Legal experts also say that Mr Meadows has no right to invoke the privilege as a basis for his refusal to answer questions because it is Mr Biden — not Mr Trump or Mr Meadows — who decides whether executive privilege can be used to shield documents from or testimony by a former president’s advisers.
Mr Biden has so far declined to do so, citing what White House press secretary Jen Psaki has called the “unique and extraordinary” circumstances presented by the worst attack on America’s seat of government since the War of 1812, resulting in the first non-peaceful transfer of power in American history.
In a letter sent to Mr Terwilliger last month, White House deputy counsel Jonathan Su informed the attorney that Mr Biden would not be asserting any privileges or immunities over anything requested by the committee.
Committee members previously considered moving to hold Mr Meadows in contempt one week ago, but had agreed to put such proceedings on hold after he agreed to appear for a deposition scheduled for 8 December.
Mr Thompson and Ms Cheney said the deposition their former colleague previously agreed to would indeed take place, vowing that Mr Meadows will be subject to consequences if he does not present himself to give evidence.

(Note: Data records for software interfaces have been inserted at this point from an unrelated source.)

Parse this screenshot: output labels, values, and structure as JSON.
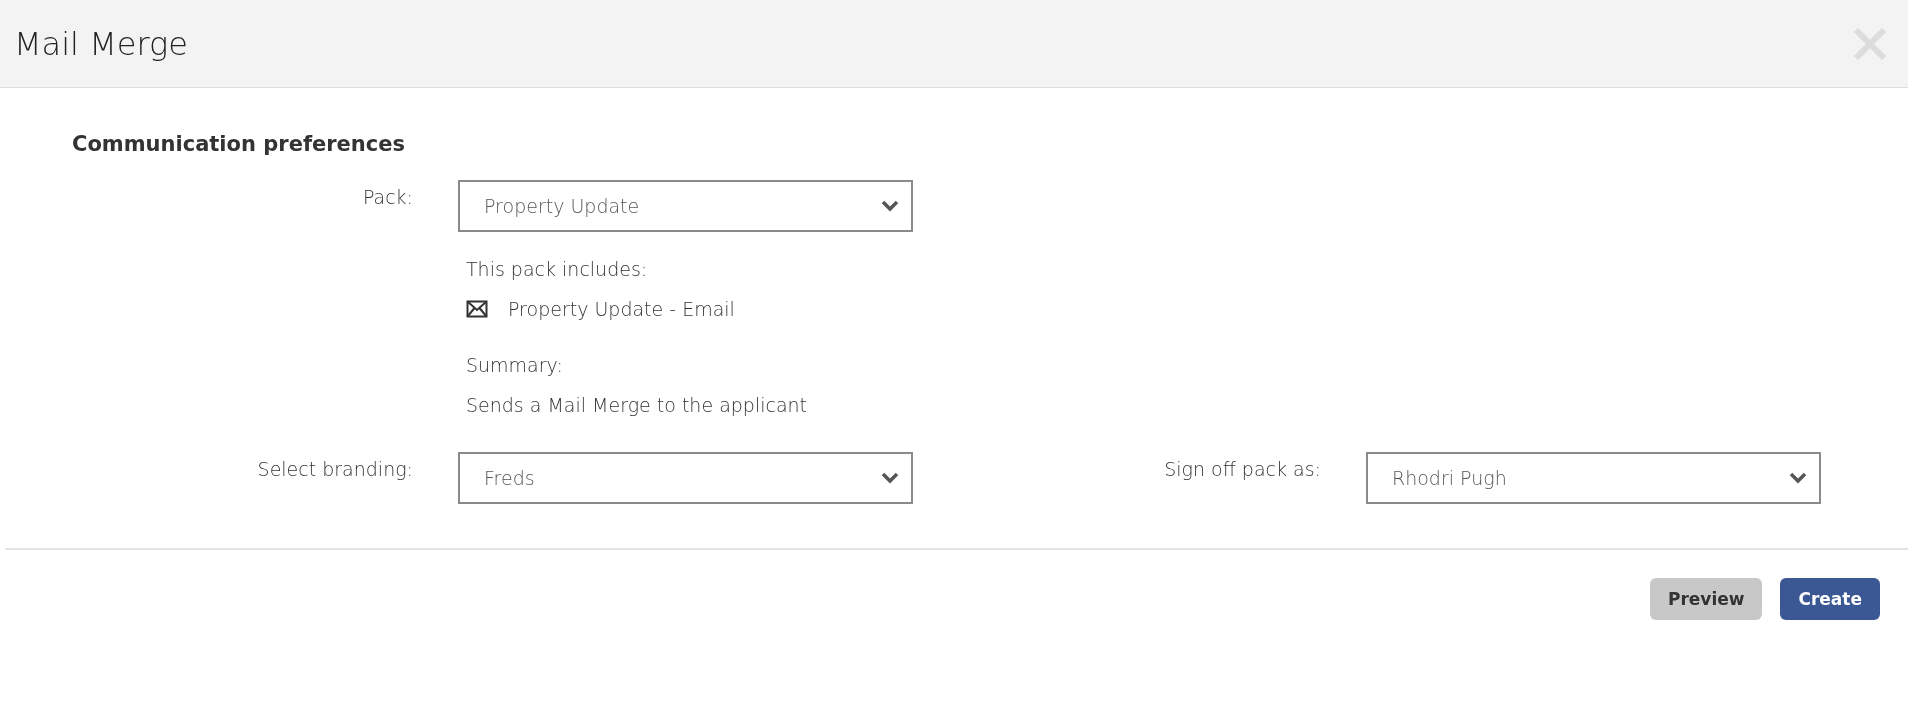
{
  "window": {
    "title": "Mail Merge"
  },
  "section": {
    "title": "Communication preferences"
  },
  "pack": {
    "label": "Pack:",
    "value": "Property Update"
  },
  "pack_details": {
    "includes_label": "This pack includes:",
    "items": [
      {
        "kind": "email",
        "label": "Property Update - Email"
      }
    ],
    "summary_label": "Summary:",
    "summary": "Sends a Mail Merge to the applicant"
  },
  "branding": {
    "label": "Select branding:",
    "value": "Freds"
  },
  "sign_off": {
    "label": "Sign off pack as:",
    "value": "Rhodri Pugh"
  },
  "buttons": [
    {
      "kind": "secondary",
      "label": "Preview"
    },
    {
      "kind": "primary",
      "label": "Create"
    }
  ]
}
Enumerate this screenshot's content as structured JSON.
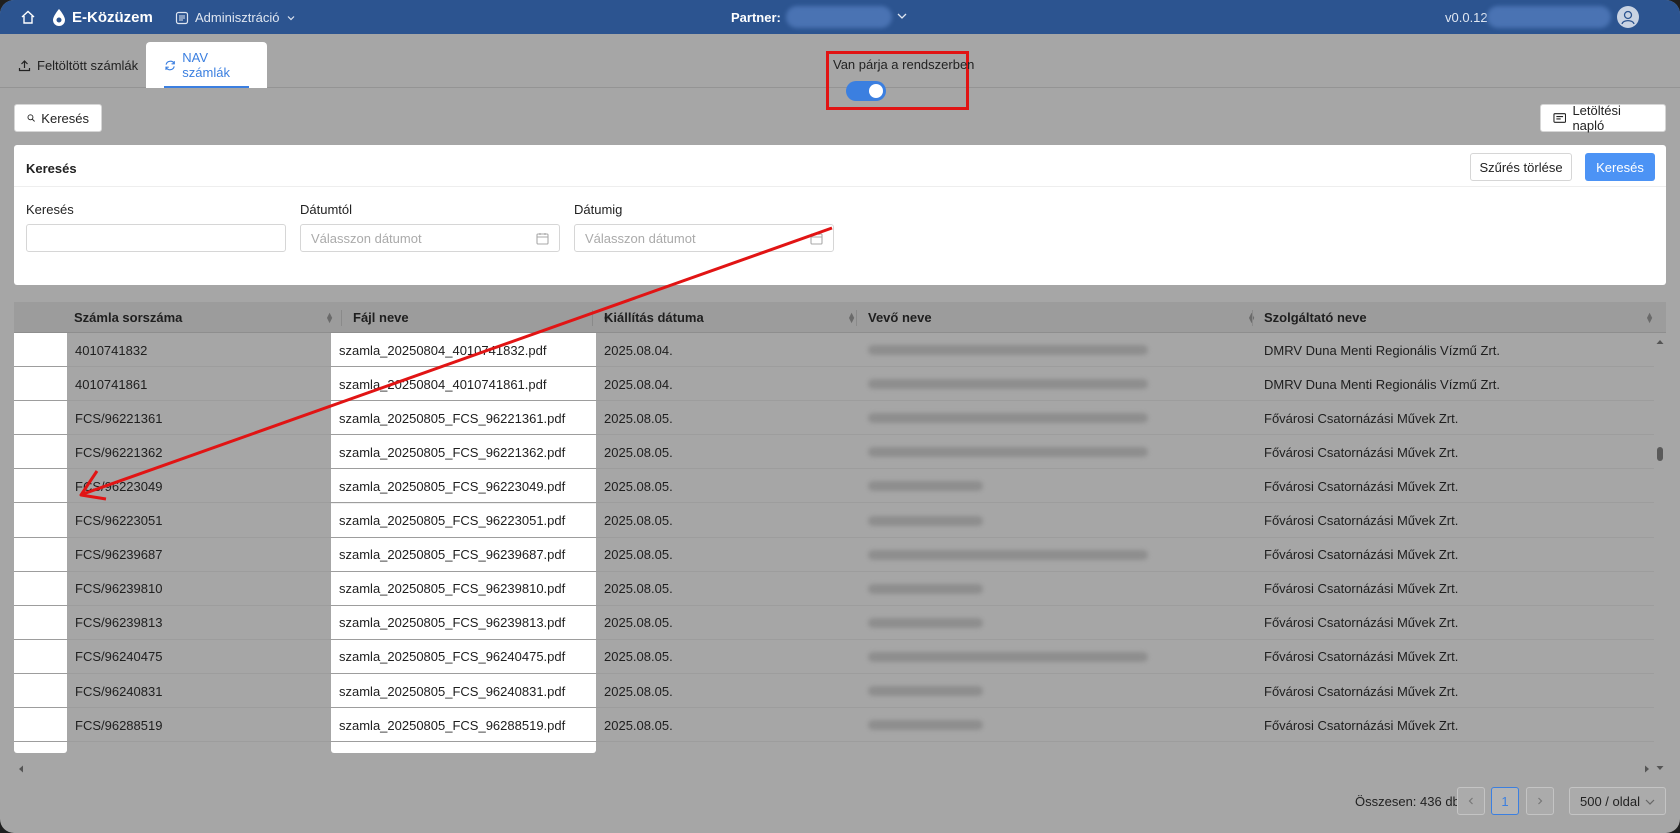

“Tomorrow’s deposition, which was scheduled at Mr. Meadows’s request, will go forward as planned. If indeed Mr. Meadows refuses to appear, the Select Committee will be left no choice but to advance contempt proceedings and recommend that the body in which Mr. Meadows once served refer him for criminal prosecution,” they said.
The committee has already approved contempt citations against former Justice Department attorney Jeffrey Clark and ex-White House chief strategist Steve Bannon, the latter of whom is set to be tried in a District of Columbia federal court on two counts of criminal contempt of congress next summer. If convicted on both counts, Mr Bannon could face up to two years in jail.